Bluetooth, NFC groups partner to promote interoperability
Short-distance wireless groups supporting NFC and Bluetooth have agreed to jointly create greater interoperability between the complementary technologies.
The NFC (Near-Field Communication) Forum and the Bluetooth SIG (Special Interest Group) Tuesday announced that they had agreed to a "formal liaison relationship" by signing a memorandum of understanding to work more closely together.
The groups had already worked together last year to create "Bluetooth Secure Simple Pairing Using NFC,"a guide for developers.
The groups have agreed to update and maintain that document to recognize emerging technology in Bluetooth 4.0 with its low energy specification. Both groups may also sponsor joint interoperability testing events that incorporate NFC technology testing with Bluetooth technology.
NFC and Bluetooth wireless are complementary technologies, though NFC connections from a smartphone to an NFC-ready terminal must be less than an inch or so, while Bluetooth works over a distance of about 30 feet.
Pairings in the works
Hardware manufacturers can now use NFC in conjunction with Bluetooth Secure Simple Pairing to support handovers of a wireless signal between Bluetooth devices, including wireless headsets, health devices, smartphones, car tech, and TVs.
For example, the latest Samsung Android smartphones, such as the Galaxy S4, support S Beam, a quick data transfer between such phones. The data transfer is kicked off with an NFC connection at close proximity, then completed over faster Bluetooth. (The underlying software in Android is called Android Beam.)
NFC is considered highly secure primarily because it requires two NFC devices to be very close together to make a connection.
There are about 400 million NFC-ready devices deployed in 2013, and the number is expected to grow to 1 billion by 2016, according to NFC Forum Executive Director Paula Hunter.
As for Bluetooth, about 20,000 companies that are members of the SIG have shipped about 3 billion Bluetooth-ready devices globally in 2013, a number expected to reach 8 billion by 2016, said Chuck Sabin, director of product management at the Bluetooth SIG.

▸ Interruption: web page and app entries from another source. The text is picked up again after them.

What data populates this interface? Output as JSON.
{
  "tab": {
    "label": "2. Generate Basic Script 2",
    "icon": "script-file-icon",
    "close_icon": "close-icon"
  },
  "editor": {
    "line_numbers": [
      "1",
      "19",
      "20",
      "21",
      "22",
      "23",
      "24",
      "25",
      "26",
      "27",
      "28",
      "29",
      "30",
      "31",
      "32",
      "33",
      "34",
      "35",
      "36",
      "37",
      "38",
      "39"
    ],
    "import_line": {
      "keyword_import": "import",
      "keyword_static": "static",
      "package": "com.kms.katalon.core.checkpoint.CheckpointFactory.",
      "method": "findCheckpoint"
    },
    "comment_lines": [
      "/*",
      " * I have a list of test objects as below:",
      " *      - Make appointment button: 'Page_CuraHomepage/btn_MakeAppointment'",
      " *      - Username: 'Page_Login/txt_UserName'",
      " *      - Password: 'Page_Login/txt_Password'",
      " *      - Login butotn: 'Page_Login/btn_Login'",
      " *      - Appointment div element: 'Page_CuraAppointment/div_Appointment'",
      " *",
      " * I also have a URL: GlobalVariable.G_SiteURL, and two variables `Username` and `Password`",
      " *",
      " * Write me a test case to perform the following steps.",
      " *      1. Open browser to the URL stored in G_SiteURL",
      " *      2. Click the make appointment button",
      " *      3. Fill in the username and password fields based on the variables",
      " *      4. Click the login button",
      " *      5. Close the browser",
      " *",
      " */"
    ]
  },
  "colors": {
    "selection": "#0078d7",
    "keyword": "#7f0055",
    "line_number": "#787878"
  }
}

"As the low-power link of the Internet of Things, Bluetooth is growing aggressively in diverse use cases that can benefit from collaboration between the Bluetooth SIG and NFC Forum," Sabin said.